16. Scarlett Balancing 5:09
17. IRIS Finale and Bows 4:52

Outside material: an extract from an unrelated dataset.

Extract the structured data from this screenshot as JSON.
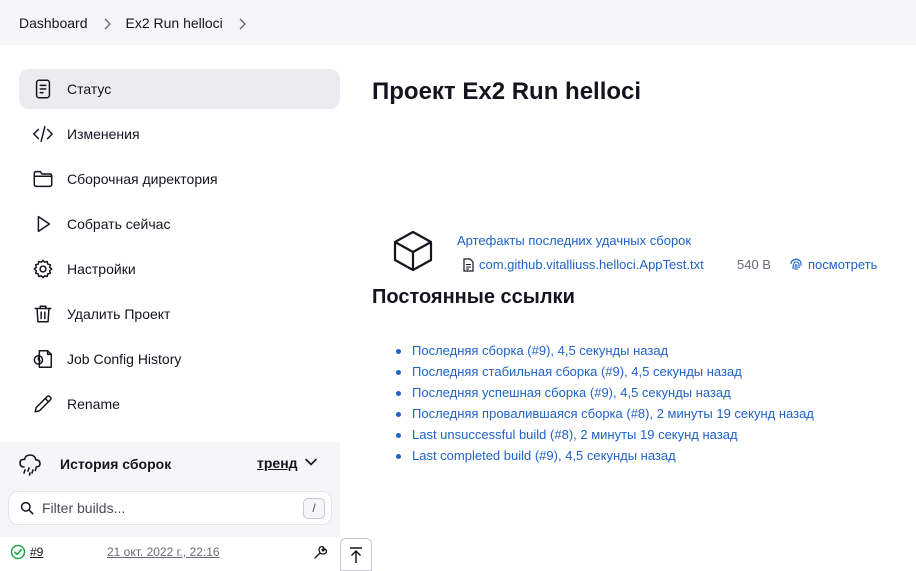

It's the iris of a camera that Cirque du Soleil has in mind in the title of a show staged at the Kodak Theatre in Los Angeles (where they hold the Academy Awards) and devoted to the movies. Appropriately, the organization has gone out and hired a prominent film composer to write the show's score, and it's hard to imagine a more complementary one than Danny Elfman, who is known for his zany, manic work for the visually imaginative and somewhat arch director Tim Burton. Given the Hollywood theme, it's no surprise that this is one of the less exotic scores done for a Cirque presentation; Elfman does lean toward the exotic slightly on "Snake Women," in a nod to cinema's more adventurous aspects, but this is far from world music. The show has a "history of the movies" theme that allows the composer to provide his versions of the kind of Keystone Kops comedy of the early silents, notably in the fast-paced "Kinki Film" cue. Elfman also dips into the big-band swing style of braying horns and pounding percussion here and there, including in "Buster's Big Opening" and "Movie Studio." But both of those cues are extended suites that feature several different sections so that, just as in a film score, Elfman is accompanying quickly changing visual action. Late in the show, the story has moved on into the 1930s and ‘40s with "Film Noir/Pursuit," and the music has mysterious and late-night jazzy elements, followed by "Rooftops," which provides identifiable chase rhythms. This is thus an unusual score for Cirque as the organization continues to expand its horizons and partner with established artists, blending its identity and providing a new outlet for a composer who has made his mark in Hollywood and whose music listeners will recognize in this stage extravaganza.